I have taken some baby steps - recently I took time to have a good purge of my wardrobe, working towards restricting myself to a maximum number of certain types of clothing - socks, underwear, T-shirts, jeans etc. I made three piles: Donate; Recycle, Bin. Things that still have life in them went to charity shops, scrappy old T’s went to the rag draw and the rest recycled or binned as appropriate. And now before and when buying I focus on quality, responsibly sourced goods. I also still have a long way to go!
For the second half of this article I offer some thoughts on intuition and intelligence:
Recently I have read two books that have really helped me think more deeply about these. Daniel Kahneman’s tome Thinking Fast and Slow(2) that earned him the Nobel prize for his contribution to behavioural economics and Blink(3) by Malcolm Gladwell, which is all about intuition. At surface level these books seem at odds with one another, however, I find them to be really complementary.
Kahneman talks at length how he worked with one of his academic rivals Gary Klein. Klein’s work focuses on the validity of expert opinion (in the field of naturalistic decision making) and much of Kahneman’s text systematically shows how well thought out algorithms beat experts in predicting outcomes.
However, the examples of outcomes given refer to predicting events somewhat into the future - the performance of stocks and shares in 12 months being one example used. Kahneman credibly demonstrates how traders keep stock that under performs and sell stock that performs better, and there’s a statistically significant difference between their performance and solid formula, where the formula wins each time.
Klein’s work on the other hand shows how experts in certain fields are able to make decisions that cannot be replicated by models - examples are cited of how fire captains have sensed something’s not right about a situation and pulled out their crews moments before roofs would have collapsed on them. Which is right?

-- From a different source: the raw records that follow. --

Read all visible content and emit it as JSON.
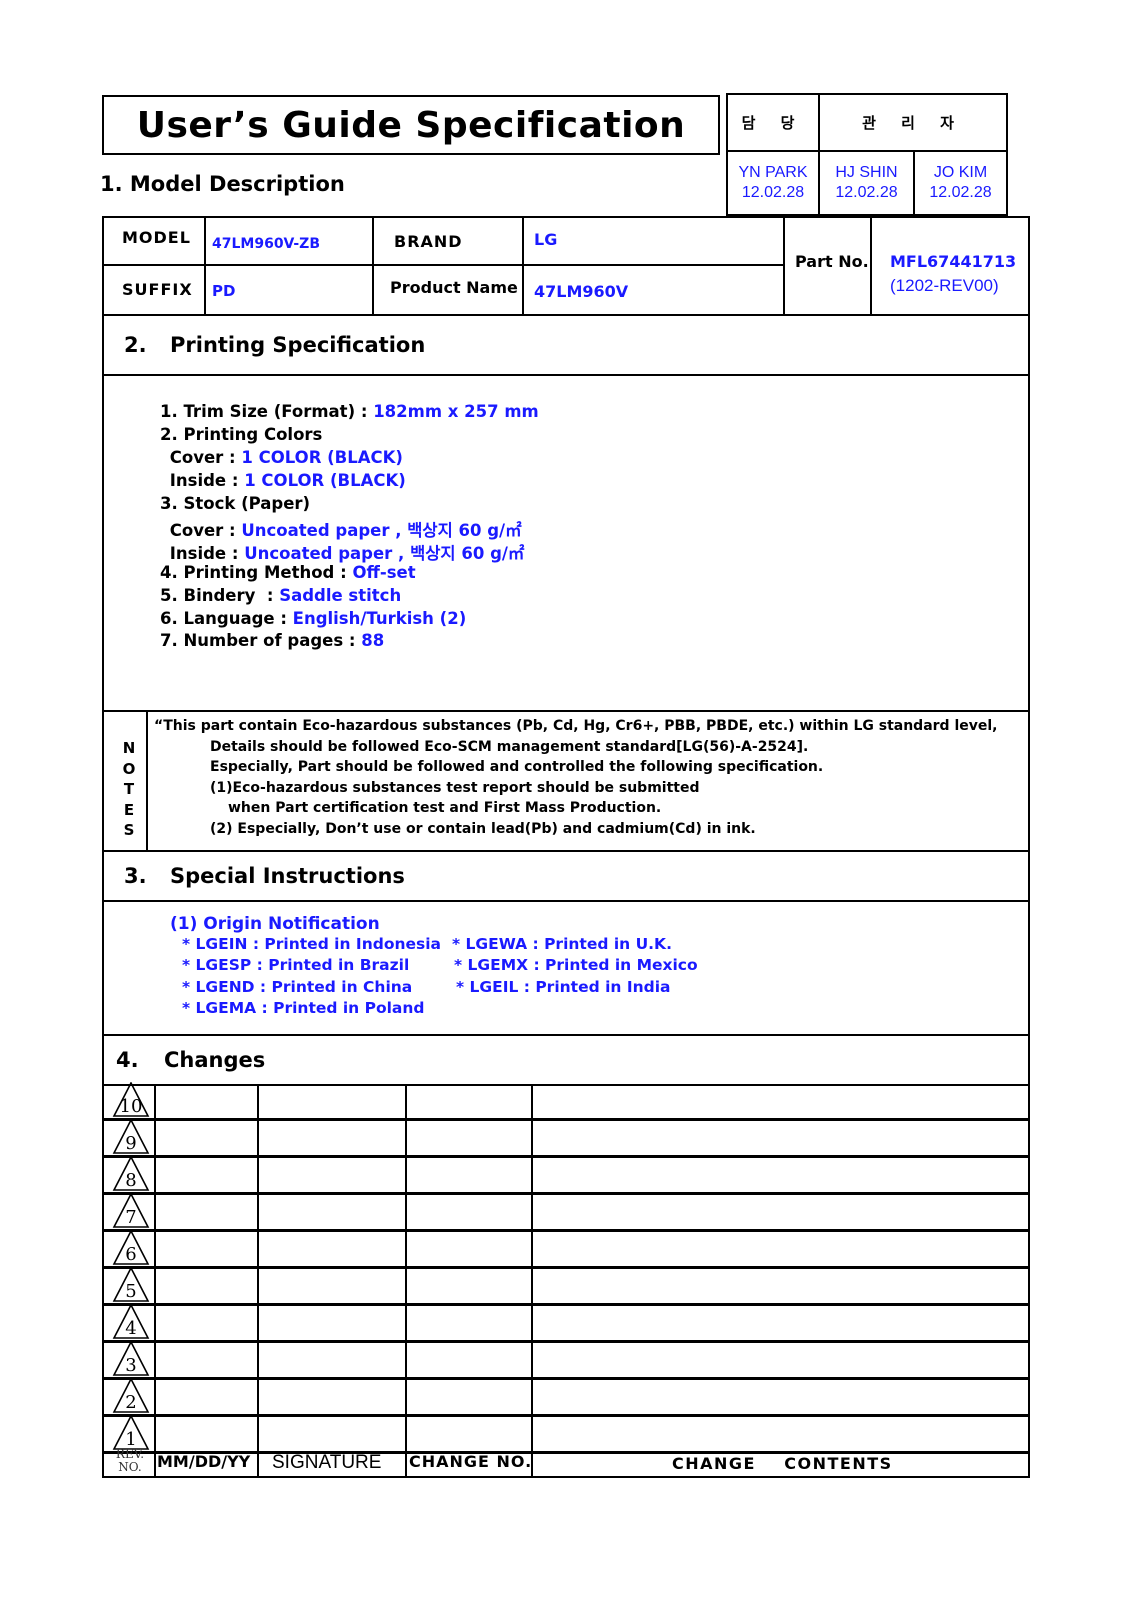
{
  "document": {
    "title": "User’s Guide Specification"
  },
  "approval": {
    "headers": {
      "author": "담  당",
      "manager": "관 리 자"
    },
    "signers": [
      {
        "name": "YN PARK",
        "date": "12.02.28"
      },
      {
        "name": "HJ SHIN",
        "date": "12.02.28"
      },
      {
        "name": "JO KIM",
        "date": "12.02.28"
      }
    ]
  },
  "model_description": {
    "heading": "1. Model Description",
    "model_label": "MODEL",
    "model_value": "47LM960V-ZB",
    "brand_label": "BRAND",
    "brand_value": "LG",
    "suffix_label": "SUFFIX",
    "suffix_value": "PD",
    "product_name_label": "Product Name",
    "product_name_value": "47LM960V",
    "part_no_label": "Part No.",
    "part_no_value": "MFL67441713",
    "part_no_rev": "(1202-REV00)"
  },
  "printing_spec": {
    "number": "2.",
    "heading": "Printing Specification",
    "items": [
      {
        "label": "1. Trim Size (Format) : ",
        "value": "182mm x 257 mm"
      },
      {
        "label": "2. Printing Colors",
        "value": ""
      },
      {
        "label": " Cover : ",
        "value": "1 COLOR (BLACK)"
      },
      {
        "label": " Inside : ",
        "value": "1 COLOR (BLACK)"
      },
      {
        "label": "3. Stock (Paper)",
        "value": ""
      },
      {
        "label": " Cover : ",
        "value": "Uncoated paper , 백상지 60 g/㎡"
      },
      {
        "label": " Inside : ",
        "value": "Uncoated paper , 백상지 60 g/㎡"
      },
      {
        "label": "4. Printing Method : ",
        "value": "Off-set"
      },
      {
        "label": "5. Bindery  : ",
        "value": "Saddle stitch"
      },
      {
        "label": "6. Language : ",
        "value": "English/Turkish (2)"
      },
      {
        "label": "7. Number of pages : ",
        "value": "88"
      }
    ]
  },
  "notes": {
    "side_label": [
      "N",
      "O",
      "T",
      "E",
      "S"
    ],
    "lines": [
      "“This part contain Eco-hazardous substances (Pb, Cd, Hg, Cr6+, PBB, PBDE, etc.) within LG standard level,",
      "Details should be followed Eco-SCM management standard[LG(56)-A-2524].",
      "Especially, Part should be followed and controlled the following specification.",
      "(1)Eco-hazardous substances test report should be submitted",
      "when  Part certification test and First Mass Production.",
      "(2) Especially, Don’t use or contain lead(Pb) and cadmium(Cd) in ink."
    ]
  },
  "special_instructions": {
    "number": "3.",
    "heading": "Special Instructions",
    "origin_title": "(1) Origin Notification",
    "origins_left": [
      "* LGEIN : Printed in Indonesia",
      "* LGESP : Printed in Brazil",
      "* LGEND : Printed in China",
      "* LGEMA : Printed in Poland"
    ],
    "origins_right": [
      "* LGEWA : Printed in U.K.",
      "* LGEMX : Printed in Mexico",
      "* LGEIL : Printed in India"
    ]
  },
  "changes": {
    "number": "4.",
    "heading": "Changes",
    "rev_numbers": [
      "10",
      "9",
      "8",
      "7",
      "6",
      "5",
      "4",
      "3",
      "2",
      "1"
    ],
    "columns": {
      "rev_no_line1": "REV.",
      "rev_no_line2": "NO.",
      "date": "MM/DD/YY",
      "signature": "SIGNATURE",
      "change_no": "CHANGE NO.",
      "contents": "CHANGE    CONTENTS"
    }
  }
}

For me both are valid and not at all contradictory. Both rely on expert knowledge gleaned from years of studying, observing and experience in their field. Neither would be able to make good decisions without this knowledge and experience, but the application is significantly different in that one looks at “in the moment” decisions and the other looks at longer term outcomes.
What’s interesting about Kahneman’s work is that he then goes on to show how regular economic theory is abandoned time after time because of other behavioural factors such as loss aversion, endowment theory, possibility, certainty and many others. Fascinating stuff!

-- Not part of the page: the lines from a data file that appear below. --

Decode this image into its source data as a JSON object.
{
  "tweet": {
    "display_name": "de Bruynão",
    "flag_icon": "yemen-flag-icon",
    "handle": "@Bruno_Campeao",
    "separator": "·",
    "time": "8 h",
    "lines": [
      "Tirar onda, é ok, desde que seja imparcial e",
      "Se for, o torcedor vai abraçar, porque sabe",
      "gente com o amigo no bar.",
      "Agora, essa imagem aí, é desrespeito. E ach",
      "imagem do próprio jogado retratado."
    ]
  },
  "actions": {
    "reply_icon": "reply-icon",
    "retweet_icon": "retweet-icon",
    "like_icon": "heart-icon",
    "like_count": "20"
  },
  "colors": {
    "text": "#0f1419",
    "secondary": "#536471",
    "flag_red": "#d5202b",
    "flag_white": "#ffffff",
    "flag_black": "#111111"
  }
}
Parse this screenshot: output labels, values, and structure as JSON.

The key is the expertise that “experts” have worked so hard to achieve. Too many of us like to think we are experts while having minimal knowledge or experience. Classic example from British culture: Observe a group of blokes watching sport on TV in a pub - they all seem to know way more than the people they are watching on the TV! Really?
As I reflect on these things and my values I challenge myself to remain courageously curious and maybe, before offering opinions, predictions and pearls of wisdom, I should consider my own level of expertise? How about you?
- Rich Roll Podcast episode 634.
- Thinking Fast and Slow. Daniel Kahneman. 2012. Penguin Books.
- Blink: The Power of Thinking without Thinking. Malcolm Gladwell. 2006.